Data for review:

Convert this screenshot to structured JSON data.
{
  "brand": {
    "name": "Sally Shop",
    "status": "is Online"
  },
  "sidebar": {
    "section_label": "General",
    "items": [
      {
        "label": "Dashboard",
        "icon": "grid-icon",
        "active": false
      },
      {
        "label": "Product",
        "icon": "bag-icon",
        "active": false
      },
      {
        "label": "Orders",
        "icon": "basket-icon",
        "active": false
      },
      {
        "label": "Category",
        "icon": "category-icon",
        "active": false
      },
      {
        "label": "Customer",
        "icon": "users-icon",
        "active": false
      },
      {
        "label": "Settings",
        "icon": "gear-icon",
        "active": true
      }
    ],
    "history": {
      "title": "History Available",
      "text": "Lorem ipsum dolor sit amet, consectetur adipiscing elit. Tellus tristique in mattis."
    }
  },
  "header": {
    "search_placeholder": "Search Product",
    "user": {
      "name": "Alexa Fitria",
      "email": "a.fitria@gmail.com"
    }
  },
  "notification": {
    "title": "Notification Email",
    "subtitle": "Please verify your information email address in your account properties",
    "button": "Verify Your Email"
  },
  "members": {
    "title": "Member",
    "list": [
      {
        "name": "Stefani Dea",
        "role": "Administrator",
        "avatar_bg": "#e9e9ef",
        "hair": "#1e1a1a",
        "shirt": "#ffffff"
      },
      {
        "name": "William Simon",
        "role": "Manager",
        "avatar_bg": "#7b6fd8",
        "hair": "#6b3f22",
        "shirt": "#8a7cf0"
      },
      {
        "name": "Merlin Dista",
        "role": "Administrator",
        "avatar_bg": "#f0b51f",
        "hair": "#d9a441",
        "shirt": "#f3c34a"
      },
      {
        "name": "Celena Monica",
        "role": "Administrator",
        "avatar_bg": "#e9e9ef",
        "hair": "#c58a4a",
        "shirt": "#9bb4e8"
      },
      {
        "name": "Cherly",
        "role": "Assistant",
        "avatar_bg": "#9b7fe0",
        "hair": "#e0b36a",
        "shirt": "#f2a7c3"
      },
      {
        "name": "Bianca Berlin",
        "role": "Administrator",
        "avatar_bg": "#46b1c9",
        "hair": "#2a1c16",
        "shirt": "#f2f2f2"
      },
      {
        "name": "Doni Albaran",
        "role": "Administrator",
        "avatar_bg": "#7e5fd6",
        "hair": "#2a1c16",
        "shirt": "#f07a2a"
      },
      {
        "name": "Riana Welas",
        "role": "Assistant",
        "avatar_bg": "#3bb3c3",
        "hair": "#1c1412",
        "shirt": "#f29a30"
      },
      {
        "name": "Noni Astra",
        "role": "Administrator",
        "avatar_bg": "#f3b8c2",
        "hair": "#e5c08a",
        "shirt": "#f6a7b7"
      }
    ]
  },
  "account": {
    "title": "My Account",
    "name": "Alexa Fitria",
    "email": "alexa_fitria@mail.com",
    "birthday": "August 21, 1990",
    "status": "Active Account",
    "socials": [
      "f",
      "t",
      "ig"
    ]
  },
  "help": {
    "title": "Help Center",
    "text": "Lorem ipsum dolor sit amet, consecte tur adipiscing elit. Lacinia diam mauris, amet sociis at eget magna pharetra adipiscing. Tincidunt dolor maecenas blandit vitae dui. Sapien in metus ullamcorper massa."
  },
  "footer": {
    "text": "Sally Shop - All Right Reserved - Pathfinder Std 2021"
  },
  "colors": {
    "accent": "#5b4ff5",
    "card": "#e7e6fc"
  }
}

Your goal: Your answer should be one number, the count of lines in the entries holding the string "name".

Answer section: 12